House 2008: Another Retirement Nightmare for the GOP
by Jonathan Singer, Wed Sep 19, 2007 at 03:38:40 PM EDT
Things just keep getting worse and worse for House Republicans. The week began with an announcement by GOP Congressman Jim Ramstad, who represents a marginally Republican district in the Minneapolis suburbs, that he would not be seeking reelection this cycle, putting his seat very much up for grabs. Now comes reports out of Illinois that Jerry Weller, who represents a similarly marginal district, will not run for reelection, opening up his seat. The Chicago Tribune has the story.
Rep. Jerry Weller (R-Ill.) is set to announce his retirement in the near future, two Republican sources tell the Tribune. One of the sources said the announcement could come as early as tomorrow.
Weller's spokesman did immediately not return a call seeking comment.
Weller, a seven-term incumbent, has faced questions about his re-election intentions all month, following a Tribune investigation that revealed he failed to disclose several land transactions in Nicaragua on his congressional ethics forms.
The Tribune also reported last week that a charity formed by Weller's wife, Zury Rios de Weller of Guatemala, raised questions about whether Weller could legally exclude her assets from his congressional filings.
As noted above, Weller's district, Illinois 11th (Western Chicago suburbs and some of Central Illinois), is only marginally Republican in its make up. According to the Cook Political Report's Partisan Voting Index it leans only about a point more Republican than the nation as a whole in presidential elections. As the Report (subsription required; .pdf) noted back in May, "[T]his is not a safely Republican district. There are 38 Democrats who sit in districts that have a PVI equal to or more Republican than this one." What's more, the Report also pointed out that Will County, which makes up about half of the district's vote, has seen a shift in recent years from the Republicans to the Democrats, with Rod Blagojevich, for instance, increasing his vote share from 44 percent to 52 percent in the county from 2002 to 2006.

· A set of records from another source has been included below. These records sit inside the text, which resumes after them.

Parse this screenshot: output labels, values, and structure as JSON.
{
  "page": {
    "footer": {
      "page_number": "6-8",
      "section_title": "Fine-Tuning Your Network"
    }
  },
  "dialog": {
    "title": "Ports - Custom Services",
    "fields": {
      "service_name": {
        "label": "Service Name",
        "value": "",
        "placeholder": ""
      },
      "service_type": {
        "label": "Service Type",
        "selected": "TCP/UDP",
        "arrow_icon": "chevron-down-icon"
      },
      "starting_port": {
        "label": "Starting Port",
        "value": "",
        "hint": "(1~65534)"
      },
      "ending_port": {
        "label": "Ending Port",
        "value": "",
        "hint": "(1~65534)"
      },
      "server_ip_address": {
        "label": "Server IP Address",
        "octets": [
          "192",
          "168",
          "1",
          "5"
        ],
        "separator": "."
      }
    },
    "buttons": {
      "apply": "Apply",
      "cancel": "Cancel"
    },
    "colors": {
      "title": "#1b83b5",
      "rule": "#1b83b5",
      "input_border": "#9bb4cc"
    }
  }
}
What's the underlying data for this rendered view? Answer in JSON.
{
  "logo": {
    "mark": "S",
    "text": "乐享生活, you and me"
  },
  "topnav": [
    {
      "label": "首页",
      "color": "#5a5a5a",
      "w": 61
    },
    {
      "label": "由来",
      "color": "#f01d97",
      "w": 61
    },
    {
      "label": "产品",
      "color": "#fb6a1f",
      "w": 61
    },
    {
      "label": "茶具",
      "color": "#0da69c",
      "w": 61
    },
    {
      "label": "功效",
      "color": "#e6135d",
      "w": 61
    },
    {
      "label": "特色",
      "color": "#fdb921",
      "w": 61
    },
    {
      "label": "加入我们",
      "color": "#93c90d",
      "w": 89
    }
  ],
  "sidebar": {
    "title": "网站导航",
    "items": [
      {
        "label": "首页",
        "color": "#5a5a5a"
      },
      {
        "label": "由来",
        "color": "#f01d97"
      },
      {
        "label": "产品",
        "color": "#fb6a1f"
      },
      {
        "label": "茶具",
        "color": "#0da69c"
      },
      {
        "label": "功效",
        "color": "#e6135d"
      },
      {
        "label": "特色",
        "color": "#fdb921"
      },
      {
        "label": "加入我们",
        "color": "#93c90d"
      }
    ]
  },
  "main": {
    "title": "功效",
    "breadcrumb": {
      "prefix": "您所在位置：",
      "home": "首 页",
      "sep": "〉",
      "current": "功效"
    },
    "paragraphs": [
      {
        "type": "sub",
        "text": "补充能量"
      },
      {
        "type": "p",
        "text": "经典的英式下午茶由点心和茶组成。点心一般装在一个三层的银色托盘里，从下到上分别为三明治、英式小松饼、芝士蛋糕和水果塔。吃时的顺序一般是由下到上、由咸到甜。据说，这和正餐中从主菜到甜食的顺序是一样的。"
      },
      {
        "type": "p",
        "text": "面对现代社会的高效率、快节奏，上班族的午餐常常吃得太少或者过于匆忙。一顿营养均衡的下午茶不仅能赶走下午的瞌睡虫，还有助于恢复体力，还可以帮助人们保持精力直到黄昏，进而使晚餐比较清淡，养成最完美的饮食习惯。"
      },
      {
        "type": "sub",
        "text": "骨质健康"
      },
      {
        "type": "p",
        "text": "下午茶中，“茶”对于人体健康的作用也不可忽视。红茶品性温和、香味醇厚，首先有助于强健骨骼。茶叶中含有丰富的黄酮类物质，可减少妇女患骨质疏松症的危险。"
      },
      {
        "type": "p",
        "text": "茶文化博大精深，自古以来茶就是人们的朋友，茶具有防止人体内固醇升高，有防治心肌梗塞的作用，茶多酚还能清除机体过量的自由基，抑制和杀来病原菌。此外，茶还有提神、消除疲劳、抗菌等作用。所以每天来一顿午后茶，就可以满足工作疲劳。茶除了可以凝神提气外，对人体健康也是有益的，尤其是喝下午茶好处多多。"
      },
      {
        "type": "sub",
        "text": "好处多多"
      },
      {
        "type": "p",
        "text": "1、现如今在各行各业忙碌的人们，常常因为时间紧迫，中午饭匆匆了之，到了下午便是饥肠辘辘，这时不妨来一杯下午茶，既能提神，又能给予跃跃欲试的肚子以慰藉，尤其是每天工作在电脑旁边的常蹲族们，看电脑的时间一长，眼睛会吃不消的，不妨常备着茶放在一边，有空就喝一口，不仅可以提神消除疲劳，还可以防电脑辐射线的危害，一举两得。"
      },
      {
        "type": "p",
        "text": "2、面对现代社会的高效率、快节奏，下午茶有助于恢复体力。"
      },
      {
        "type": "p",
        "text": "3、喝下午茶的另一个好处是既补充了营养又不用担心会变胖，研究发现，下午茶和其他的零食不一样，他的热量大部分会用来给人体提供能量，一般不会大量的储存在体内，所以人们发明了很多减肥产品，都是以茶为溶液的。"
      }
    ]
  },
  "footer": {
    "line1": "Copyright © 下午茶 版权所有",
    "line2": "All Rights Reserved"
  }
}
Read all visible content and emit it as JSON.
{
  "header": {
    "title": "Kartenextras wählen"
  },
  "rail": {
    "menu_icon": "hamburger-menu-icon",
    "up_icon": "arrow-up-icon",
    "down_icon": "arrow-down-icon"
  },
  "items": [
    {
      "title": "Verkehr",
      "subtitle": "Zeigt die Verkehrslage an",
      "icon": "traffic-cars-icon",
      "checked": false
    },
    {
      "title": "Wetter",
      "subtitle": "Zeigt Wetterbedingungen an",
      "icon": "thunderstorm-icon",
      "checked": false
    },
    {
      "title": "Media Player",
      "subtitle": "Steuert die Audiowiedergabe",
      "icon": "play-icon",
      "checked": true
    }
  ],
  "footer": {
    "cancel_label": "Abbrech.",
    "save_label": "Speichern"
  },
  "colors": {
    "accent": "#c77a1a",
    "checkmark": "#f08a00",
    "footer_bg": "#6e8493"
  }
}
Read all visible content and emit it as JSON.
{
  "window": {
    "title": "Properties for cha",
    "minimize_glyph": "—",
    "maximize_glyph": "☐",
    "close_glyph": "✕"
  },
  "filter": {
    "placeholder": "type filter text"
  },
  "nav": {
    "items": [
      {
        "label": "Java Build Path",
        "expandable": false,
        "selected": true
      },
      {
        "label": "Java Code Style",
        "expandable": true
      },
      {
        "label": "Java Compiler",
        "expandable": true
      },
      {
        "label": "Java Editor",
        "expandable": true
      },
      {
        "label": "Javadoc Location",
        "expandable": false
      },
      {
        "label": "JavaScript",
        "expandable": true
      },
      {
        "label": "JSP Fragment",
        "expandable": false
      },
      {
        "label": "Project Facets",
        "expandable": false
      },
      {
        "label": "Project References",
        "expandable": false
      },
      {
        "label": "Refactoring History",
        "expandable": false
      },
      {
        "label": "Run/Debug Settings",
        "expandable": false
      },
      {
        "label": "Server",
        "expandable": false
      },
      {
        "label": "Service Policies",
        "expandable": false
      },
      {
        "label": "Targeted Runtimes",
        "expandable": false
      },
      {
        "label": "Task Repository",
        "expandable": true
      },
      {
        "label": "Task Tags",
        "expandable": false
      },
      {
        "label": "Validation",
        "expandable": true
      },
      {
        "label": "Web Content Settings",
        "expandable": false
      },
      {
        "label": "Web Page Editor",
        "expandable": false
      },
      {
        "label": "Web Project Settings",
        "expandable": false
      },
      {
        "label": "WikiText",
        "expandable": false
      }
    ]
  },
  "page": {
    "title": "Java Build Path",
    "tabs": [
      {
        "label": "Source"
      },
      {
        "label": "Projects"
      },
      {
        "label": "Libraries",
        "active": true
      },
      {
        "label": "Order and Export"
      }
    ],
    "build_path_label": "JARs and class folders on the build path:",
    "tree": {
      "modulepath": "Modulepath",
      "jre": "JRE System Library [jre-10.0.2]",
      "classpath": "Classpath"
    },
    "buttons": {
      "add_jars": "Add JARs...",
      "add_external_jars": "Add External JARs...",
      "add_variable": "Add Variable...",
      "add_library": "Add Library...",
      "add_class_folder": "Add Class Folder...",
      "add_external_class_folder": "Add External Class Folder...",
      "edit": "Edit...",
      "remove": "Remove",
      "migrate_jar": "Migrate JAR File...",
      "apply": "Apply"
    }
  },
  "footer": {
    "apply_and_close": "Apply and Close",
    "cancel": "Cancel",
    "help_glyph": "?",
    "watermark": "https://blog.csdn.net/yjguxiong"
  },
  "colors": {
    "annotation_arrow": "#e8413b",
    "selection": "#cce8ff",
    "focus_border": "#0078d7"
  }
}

While this may be one of those rare situations in which it is better for the incumbent party not to have the incumbent on the ballot due to ethics or corruption issues, this news still comes as a blow to the House GOP, which is desperately trying to limit the number of open seat races it must defend -- particularly in highly competitive districts. While the Democrats are no doubt going to need to find a strong candidate to run in the district if they hope to win, I'd probably put money on the Democrats to pick up this seat before I would on the Republicans to hold it.